GAME OUTLOOK: This could be a real crapshoot. If Evan Knudsen doesn't win the Husky kicking job, both starters will have little or no game experience. Douglas and Heaton rate out pretty even as punters, and neither team has had a penchant for blocking kicks lately. Now watch somebody like Kirkwood or UW's Roy Lewis bust some kind of return in their debut.


AFA officials are negotiating with Bob Walsh Enterprises on a "more realistic guarantee" from lagging ticket sales. Air Force Associate A.D. Mike Saks told the Colorado Springs Gazette, "When we negotiated the guarantee, it was based on what we thought was going to be a sellout or near-sellout crowd.
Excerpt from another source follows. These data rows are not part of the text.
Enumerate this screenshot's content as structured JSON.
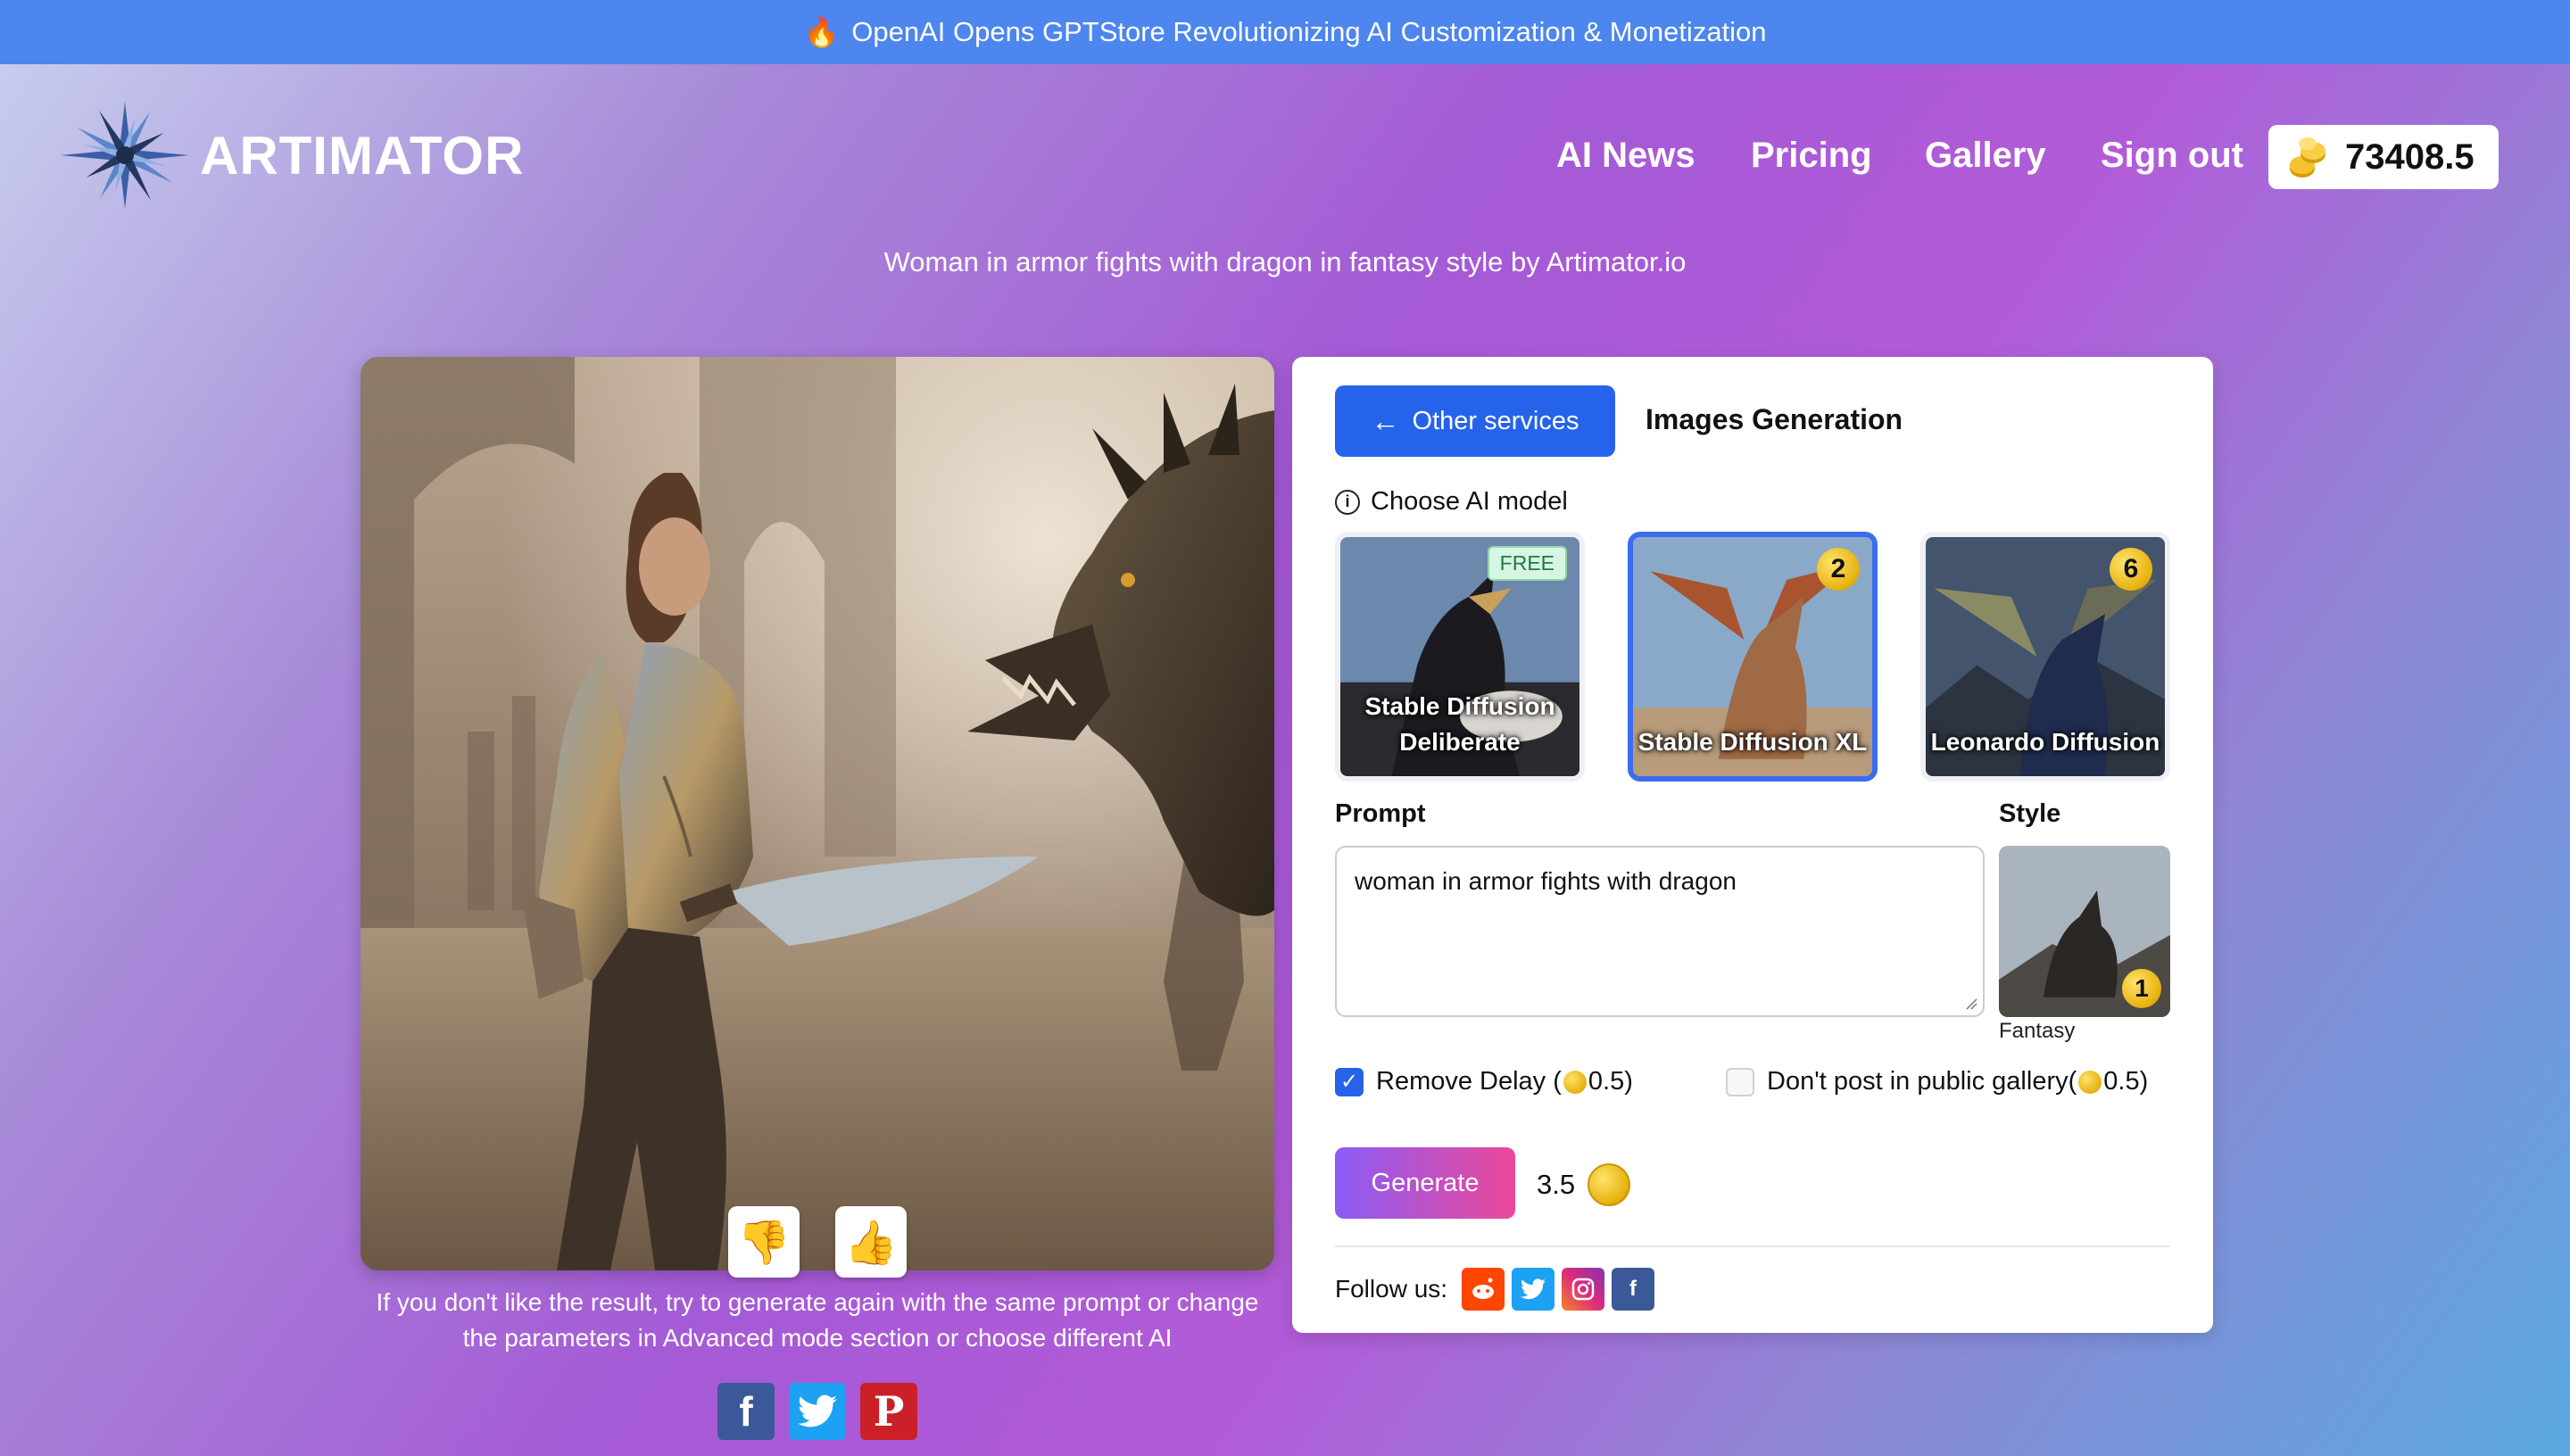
{
  "announcement": {
    "icon": "fire-icon",
    "text": "OpenAI Opens GPTStore Revolutionizing AI Customization & Monetization"
  },
  "header": {
    "logo_text": "ARTIMATOR",
    "nav": [
      "AI News",
      "Pricing",
      "Gallery",
      "Sign out"
    ],
    "balance": "73408.5"
  },
  "subtitle": "Woman in armor fights with dragon in fantasy style by Artimator.io",
  "result": {
    "hint": "If you don't like the result, try to generate again with the same prompt or change the parameters in Advanced mode section or choose different AI",
    "dislike_icon": "thumbs-down-icon",
    "like_icon": "thumbs-up-icon",
    "share": [
      "facebook-icon",
      "twitter-icon",
      "pinterest-icon"
    ]
  },
  "form": {
    "back_button": "Other services",
    "title": "Images Generation",
    "choose_model_label": "Choose AI model",
    "models": [
      {
        "name": "Stable Diffusion Deliberate",
        "badge": "FREE",
        "selected": false
      },
      {
        "name": "Stable Diffusion XL",
        "badge": "2",
        "selected": true
      },
      {
        "name": "Leonardo Diffusion",
        "badge": "6",
        "selected": false
      }
    ],
    "prompt_label": "Prompt",
    "prompt_value": "woman in armor fights with dragon",
    "style_label": "Style",
    "style": {
      "name": "Fantasy",
      "badge": "1"
    },
    "remove_delay_label_pre": "Remove Delay (",
    "remove_delay_label_post": "0.5)",
    "remove_delay_checked": true,
    "no_public_label_pre": "Don't post in public gallery(",
    "no_public_label_post": "0.5)",
    "no_public_checked": false,
    "generate_button": "Generate",
    "cost": "3.5",
    "follow_label": "Follow us:",
    "follow_icons": [
      "reddit-icon",
      "twitter-icon",
      "instagram-icon",
      "facebook-icon"
    ]
  },
  "colors": {
    "primary": "#2563eb",
    "announce_bg": "#4c86ee",
    "generate_gradient": [
      "#8b5cf6",
      "#ec4899"
    ]
  }
}
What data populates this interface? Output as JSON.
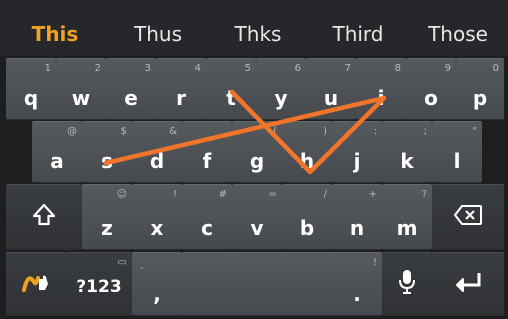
{
  "suggestions": [
    "This",
    "Thus",
    "Thks",
    "Third",
    "Those"
  ],
  "rows": {
    "row1": [
      {
        "char": "q",
        "hint": "1"
      },
      {
        "char": "w",
        "hint": "2"
      },
      {
        "char": "e",
        "hint": "3"
      },
      {
        "char": "r",
        "hint": "4"
      },
      {
        "char": "t",
        "hint": "5"
      },
      {
        "char": "y",
        "hint": "6"
      },
      {
        "char": "u",
        "hint": "7"
      },
      {
        "char": "i",
        "hint": "8"
      },
      {
        "char": "o",
        "hint": "9"
      },
      {
        "char": "p",
        "hint": "0"
      }
    ],
    "row2": [
      {
        "char": "a",
        "hint": "@"
      },
      {
        "char": "s",
        "hint": "$"
      },
      {
        "char": "d",
        "hint": "&"
      },
      {
        "char": "f",
        "hint": "_"
      },
      {
        "char": "g",
        "hint": "("
      },
      {
        "char": "h",
        "hint": ")"
      },
      {
        "char": "j",
        "hint": ":"
      },
      {
        "char": "k",
        "hint": ";"
      },
      {
        "char": "l",
        "hint": "\""
      }
    ],
    "row3": [
      {
        "char": "z",
        "hint": "☺"
      },
      {
        "char": "x",
        "hint": "!"
      },
      {
        "char": "c",
        "hint": "#"
      },
      {
        "char": "v",
        "hint": "="
      },
      {
        "char": "b",
        "hint": "/"
      },
      {
        "char": "n",
        "hint": "+"
      },
      {
        "char": "m",
        "hint": "?"
      }
    ]
  },
  "bottom": {
    "symbols_label": "?123",
    "comma": ",",
    "comma_hint": "-",
    "period": ".",
    "period_hint": "!",
    "symbols_hint": "▭"
  },
  "icons": {
    "shift": "shift-icon",
    "backspace": "backspace-icon",
    "mic": "microphone-icon",
    "enter": "enter-icon",
    "swype": "swype-logo-icon"
  },
  "colors": {
    "accent": "#f1a224",
    "trace": "#f0752a"
  }
}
Obviously, it doesn't appear we're going to get that" ... This marks the 50th year of Air Force football, Division 1 style ... August 16 was declared Fisher DeBerry Day in Colorado Springs, celebrating his 25 years at Air Force. DeBerry is 161-94-1 in the 21 years he has served as the Top Gun ... it will be the second time DeBerry and Tyrone Willingham have locked horns. Willingham's 2002 Notre Dame squad beat the Falcons, 21-14 in Colorado Springs ... The game will also serve as the opener for new AFA Athletic Director Dr. Hans Mueh. Hired in June, Mueh is technically the Academy's first "civilian" A.D., though he is a retired USAF Brigadier General ... In keeping with technicalities, the game marks AFA's 18th straight year opening a season with a home game. Only this one happens to be 1400 miles away from home ... Along with Kirkwood, Air Force sports another three Washingtonians on their roster: Freshman RB Rashad Mobley (Curtis) and sophomores Blaine Guenther (Bethel) and Noah Garguile (Bremerton) ...
Rick Samek can be reached at RSAMEK1@COMCAST.NET Top Stories